Cornell Law School graduate Stephen G. Crane (J.D., 1963) practiced law in New York City from 1963 until 1981, when he became a Judge for the Criminal Court of the City of New York. Crane was appointed Acting State Supreme Court Justice in 1984, and served in that position through 1989, during which time he presided over the controversial trial of so-called "Subway Vigilante" Bernhard H. Goetz. Crane became a Supreme Court Justice in 1990, and served as Administrative Judge of Supreme Court, Civil Branch for New York County from 1996 until 2001. That year, he was designated an Additional Justice for the Appellate Division, Second Department, and in 2005 was officially designated as an Associate Justice for that Court. He was promoted to Senior Associate Justice for the Appellate Division, Second Department in 2008, the year he retired.

On December 22, 1984, Bernhard Goetz, a white, 37-year-old electronics engineer riding the No. 2 subway, shot four African American youths—Barry Allen, Troy Canty, Darrell Cabey, and James Ramseur—who asked him for money. Goetz was indicted for attempted murder, and his subsequent trial brought intense debate to the subjects of self-defense and public safety. Some members of the public painted the shooter as a hero fighting the dangers of urban crime. Others viewed him as a depraved vigilante whose excessive force was racially motivated. Although Darrell Cabey was left paralyzed and brain-damaged by the shooting, Goetz was acquitted of attempted murder, and found guilty only of illegal possession of a handgun.
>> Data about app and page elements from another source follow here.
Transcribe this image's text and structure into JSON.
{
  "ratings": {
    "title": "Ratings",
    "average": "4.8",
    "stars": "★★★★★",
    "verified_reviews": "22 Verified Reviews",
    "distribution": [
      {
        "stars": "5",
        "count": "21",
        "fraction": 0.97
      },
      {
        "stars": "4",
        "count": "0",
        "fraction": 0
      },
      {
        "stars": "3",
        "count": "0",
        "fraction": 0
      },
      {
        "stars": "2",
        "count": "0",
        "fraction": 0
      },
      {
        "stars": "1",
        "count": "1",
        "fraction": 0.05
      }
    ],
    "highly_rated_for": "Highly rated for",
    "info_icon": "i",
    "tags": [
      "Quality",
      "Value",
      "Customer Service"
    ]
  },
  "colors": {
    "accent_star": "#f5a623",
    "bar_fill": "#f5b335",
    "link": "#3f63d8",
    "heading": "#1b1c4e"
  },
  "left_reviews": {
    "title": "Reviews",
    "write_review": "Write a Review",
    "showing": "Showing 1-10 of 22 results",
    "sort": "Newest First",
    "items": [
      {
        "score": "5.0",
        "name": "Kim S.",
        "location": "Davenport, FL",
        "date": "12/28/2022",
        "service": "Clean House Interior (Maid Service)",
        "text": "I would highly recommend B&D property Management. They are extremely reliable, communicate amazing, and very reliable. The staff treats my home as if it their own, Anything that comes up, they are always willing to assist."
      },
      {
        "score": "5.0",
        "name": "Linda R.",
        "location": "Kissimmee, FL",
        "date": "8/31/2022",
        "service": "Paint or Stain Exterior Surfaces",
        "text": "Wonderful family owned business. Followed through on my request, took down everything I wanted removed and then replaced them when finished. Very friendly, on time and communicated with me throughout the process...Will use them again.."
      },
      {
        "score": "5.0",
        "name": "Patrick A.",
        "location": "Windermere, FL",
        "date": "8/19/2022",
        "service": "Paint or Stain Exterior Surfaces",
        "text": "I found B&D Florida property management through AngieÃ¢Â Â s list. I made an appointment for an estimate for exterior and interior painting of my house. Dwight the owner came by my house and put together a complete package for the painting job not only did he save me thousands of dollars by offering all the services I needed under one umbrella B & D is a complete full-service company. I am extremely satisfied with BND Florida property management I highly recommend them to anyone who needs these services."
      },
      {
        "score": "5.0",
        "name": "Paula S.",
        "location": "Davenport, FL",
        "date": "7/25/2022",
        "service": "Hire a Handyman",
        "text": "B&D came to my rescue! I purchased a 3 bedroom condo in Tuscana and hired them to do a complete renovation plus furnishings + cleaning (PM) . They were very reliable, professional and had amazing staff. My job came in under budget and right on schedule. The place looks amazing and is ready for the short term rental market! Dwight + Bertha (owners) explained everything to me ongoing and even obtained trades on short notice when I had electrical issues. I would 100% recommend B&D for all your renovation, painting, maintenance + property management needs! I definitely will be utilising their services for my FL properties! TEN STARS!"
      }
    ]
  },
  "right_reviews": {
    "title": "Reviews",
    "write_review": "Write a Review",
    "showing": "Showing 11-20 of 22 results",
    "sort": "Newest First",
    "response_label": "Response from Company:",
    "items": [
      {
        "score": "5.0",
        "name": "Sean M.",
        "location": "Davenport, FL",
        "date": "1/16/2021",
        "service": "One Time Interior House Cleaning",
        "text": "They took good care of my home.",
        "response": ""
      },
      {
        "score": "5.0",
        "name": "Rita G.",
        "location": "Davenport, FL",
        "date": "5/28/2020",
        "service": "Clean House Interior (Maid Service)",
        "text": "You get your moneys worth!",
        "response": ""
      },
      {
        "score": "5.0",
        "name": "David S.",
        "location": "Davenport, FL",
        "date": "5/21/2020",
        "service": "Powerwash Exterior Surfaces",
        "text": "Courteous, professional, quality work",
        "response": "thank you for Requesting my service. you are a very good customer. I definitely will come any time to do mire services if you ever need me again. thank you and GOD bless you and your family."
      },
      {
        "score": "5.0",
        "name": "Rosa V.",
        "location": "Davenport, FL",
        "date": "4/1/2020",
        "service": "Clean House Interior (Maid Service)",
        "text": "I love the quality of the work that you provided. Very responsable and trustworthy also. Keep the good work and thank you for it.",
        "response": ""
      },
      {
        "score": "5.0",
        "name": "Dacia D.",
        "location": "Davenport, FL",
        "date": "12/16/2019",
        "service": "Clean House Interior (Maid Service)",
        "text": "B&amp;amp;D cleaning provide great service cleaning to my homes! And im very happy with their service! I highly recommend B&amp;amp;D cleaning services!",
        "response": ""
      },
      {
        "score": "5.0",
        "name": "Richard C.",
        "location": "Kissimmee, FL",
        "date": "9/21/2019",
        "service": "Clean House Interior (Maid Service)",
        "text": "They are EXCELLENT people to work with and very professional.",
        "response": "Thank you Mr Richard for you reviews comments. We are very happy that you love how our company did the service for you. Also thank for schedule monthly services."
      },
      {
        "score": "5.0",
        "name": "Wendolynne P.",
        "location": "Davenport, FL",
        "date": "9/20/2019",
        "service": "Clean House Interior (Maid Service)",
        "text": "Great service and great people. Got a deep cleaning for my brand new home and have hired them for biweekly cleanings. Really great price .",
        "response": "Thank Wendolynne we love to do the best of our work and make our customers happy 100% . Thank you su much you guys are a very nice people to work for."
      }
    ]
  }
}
He was sentenced to a year in prison (he served eight months at Riker's Island) and five years' probation.


This note is adapted from Justice Stephen G. Crane's biography on the website of the Historical Society of the New York Courts ( and Robert Sanger Steel's entry on "Bernhard Hugo Goetz" in  The Encyclopedia of New York City, 2nd ed. (New Haven, Conn.: Yale University Press, 2010), 514. For a chronology of the Goetz shooting and trial, see the Wikipedia article 1984 New York City Subway shooting.